Information provided:
'''

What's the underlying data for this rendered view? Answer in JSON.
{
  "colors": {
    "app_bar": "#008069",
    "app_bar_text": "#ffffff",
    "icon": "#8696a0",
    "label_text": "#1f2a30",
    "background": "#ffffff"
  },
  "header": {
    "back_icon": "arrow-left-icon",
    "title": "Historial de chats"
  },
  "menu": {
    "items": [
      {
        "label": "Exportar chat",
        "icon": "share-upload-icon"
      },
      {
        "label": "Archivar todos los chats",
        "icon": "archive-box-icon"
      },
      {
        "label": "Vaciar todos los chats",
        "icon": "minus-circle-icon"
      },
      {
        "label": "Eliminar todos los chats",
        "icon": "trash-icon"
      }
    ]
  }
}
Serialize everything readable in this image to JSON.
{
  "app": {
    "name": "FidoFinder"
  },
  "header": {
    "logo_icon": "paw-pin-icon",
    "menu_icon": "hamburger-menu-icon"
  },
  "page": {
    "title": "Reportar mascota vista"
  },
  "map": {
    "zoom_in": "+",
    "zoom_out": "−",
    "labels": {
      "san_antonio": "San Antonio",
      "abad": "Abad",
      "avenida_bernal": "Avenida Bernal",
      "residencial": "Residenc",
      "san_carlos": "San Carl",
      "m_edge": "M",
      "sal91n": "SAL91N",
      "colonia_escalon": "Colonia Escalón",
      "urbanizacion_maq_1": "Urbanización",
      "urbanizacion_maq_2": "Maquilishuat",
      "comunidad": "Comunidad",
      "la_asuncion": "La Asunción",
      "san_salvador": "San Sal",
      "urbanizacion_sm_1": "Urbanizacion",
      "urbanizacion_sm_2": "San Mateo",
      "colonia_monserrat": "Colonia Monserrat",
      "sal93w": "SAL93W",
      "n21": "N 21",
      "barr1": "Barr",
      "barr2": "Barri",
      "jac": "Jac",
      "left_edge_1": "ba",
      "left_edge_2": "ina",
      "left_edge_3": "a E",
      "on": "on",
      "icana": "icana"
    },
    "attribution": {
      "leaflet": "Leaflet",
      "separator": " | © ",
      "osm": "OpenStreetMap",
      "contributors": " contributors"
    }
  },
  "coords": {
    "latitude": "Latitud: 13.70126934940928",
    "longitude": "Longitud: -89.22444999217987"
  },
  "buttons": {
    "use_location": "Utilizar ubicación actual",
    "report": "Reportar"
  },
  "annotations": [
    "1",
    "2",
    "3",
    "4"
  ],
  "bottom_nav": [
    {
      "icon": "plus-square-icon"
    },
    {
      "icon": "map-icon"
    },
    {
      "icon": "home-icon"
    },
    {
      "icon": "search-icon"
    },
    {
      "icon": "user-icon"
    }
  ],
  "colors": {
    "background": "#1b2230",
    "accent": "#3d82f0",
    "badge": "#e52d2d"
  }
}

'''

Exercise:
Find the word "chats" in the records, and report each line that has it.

Answer to this exercise:
    "title": "Historial de chats"
        "label": "Archivar todos los chats",
        "label": "Vaciar todos los chats",
        "label": "Eliminar todos los chats",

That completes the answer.